Trisha returned to the Top 10 with “I Wanna Go Too Far” which reached #9. This is one of those songs that is forgotten as soon as it falls off the charts; I didn’t even remember that it had been a single until I started preparing for this review. The album’s fourth and final single, a cover of Gretchen Peters’ “On A Bus To St. Cloud” died at #59, becoming the first Trisha Yearwood single to peak outside the Top 40. A critical favorite, it is a well-crafted record that was probably a poor choice for a single. Piano led, and with a string section provided by The Nashville String Machine, it’s not the type of song that historically has done well at country radio. However, Yearwood and MCA deserve some credit for thinking outside the box and sending an atypical choice to radio.
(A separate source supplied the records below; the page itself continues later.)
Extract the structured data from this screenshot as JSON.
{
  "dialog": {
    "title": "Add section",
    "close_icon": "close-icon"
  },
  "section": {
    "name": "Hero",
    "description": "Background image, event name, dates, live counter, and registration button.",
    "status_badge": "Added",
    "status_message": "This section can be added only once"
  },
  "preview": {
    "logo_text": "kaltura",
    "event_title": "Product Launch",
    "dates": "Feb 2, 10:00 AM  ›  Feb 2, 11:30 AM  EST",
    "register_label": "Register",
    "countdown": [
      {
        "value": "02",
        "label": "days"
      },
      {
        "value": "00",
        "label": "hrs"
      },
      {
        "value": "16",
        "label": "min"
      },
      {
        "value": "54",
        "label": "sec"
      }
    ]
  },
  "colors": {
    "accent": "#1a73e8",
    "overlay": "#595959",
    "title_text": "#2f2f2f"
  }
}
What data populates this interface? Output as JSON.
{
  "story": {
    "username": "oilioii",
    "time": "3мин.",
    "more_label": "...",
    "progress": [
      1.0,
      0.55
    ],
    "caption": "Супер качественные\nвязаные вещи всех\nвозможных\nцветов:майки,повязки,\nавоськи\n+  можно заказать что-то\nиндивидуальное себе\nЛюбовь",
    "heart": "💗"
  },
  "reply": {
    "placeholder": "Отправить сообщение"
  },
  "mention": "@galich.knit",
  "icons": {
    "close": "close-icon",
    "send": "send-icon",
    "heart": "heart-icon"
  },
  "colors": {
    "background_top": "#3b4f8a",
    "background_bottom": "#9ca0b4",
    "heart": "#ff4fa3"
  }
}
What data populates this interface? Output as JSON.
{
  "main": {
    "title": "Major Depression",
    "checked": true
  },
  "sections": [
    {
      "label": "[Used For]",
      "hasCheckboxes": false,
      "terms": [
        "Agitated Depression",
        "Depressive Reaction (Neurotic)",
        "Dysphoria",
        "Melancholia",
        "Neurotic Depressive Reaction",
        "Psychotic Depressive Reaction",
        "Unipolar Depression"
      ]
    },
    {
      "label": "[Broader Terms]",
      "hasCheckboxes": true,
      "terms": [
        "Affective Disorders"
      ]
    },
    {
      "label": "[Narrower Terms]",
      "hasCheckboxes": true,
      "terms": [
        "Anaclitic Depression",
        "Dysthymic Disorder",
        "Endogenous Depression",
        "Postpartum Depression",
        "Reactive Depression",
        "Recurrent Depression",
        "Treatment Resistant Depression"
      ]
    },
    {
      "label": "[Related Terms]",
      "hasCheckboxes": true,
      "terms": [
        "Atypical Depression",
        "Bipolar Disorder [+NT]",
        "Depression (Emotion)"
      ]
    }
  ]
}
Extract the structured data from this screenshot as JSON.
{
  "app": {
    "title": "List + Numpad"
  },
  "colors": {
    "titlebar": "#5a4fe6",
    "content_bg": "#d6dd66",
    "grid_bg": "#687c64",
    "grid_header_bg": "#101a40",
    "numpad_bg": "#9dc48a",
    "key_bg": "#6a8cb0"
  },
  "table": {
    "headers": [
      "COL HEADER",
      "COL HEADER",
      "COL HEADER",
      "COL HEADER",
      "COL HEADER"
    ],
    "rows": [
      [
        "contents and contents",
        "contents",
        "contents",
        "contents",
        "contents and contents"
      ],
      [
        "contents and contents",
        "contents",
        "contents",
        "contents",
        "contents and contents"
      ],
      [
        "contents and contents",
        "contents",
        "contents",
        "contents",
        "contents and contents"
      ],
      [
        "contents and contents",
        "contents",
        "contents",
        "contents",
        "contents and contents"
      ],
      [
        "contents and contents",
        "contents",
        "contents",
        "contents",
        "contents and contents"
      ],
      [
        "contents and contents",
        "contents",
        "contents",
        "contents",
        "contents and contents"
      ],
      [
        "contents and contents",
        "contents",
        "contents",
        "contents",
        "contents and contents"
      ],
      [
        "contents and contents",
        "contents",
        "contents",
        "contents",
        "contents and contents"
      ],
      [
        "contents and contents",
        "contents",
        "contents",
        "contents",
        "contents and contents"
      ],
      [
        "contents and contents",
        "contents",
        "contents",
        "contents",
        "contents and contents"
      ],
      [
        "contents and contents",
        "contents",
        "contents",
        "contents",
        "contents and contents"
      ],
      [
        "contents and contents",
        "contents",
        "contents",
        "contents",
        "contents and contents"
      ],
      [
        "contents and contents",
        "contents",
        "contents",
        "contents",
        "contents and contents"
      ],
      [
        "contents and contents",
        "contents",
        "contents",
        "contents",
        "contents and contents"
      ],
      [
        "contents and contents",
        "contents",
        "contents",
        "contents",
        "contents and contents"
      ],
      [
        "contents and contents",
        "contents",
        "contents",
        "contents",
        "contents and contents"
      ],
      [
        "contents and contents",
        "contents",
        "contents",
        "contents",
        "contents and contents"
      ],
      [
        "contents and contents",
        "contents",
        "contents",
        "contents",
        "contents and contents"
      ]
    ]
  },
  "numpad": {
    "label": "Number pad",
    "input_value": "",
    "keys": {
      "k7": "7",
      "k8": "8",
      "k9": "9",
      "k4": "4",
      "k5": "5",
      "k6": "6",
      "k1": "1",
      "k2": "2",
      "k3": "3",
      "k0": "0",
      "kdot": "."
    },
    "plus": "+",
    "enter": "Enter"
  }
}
Travel is a recurring theme throughout this album — by car, as seen in “You Can Sleep While I Drive”, by bus as seen in “On A Bus To St. Cloud”, and by train on “O Mexico”, which would have been one of my choices for a single release. The production is understated, and Trisha resists falling into the trap of oversinging. One can easily imagine this song being performed more loudly and bombastically by, say, Faith Hill or Martina McBride, but Yearwood’s subtle interpretation is extremely effective in conveying the protagonist’s sense of loneliness and solitude to the listener.

On several occasions, The Song Remembers When came dangerously close to adult contemporary territory. The production on Thinkin’ About You is just as glossy, but it finds Trisha more firmly in the country camp. This is most evident on the tracks “The Restless Kind”, which is my favorite on the album, and the album closer, a tasteful cover of the Tammy Wynette classic “Till I Get It Right”, which resurfaced a few years later when it was included on a tribute album following Wynette’s death. It was one of a few standouts on that somewhat disappointing collection, and it is the perfect note on which to end Thinkin’ About You.

Though its singles performed inconsistently at radio, Thinkin’ About You did well at retail, reaching #3 on Billboard’s Top Country Albums chart, and earning platinum certification for sales in excess of one million units. It is still widely available from retailers such as Amazon and iTunes.


Grade: A-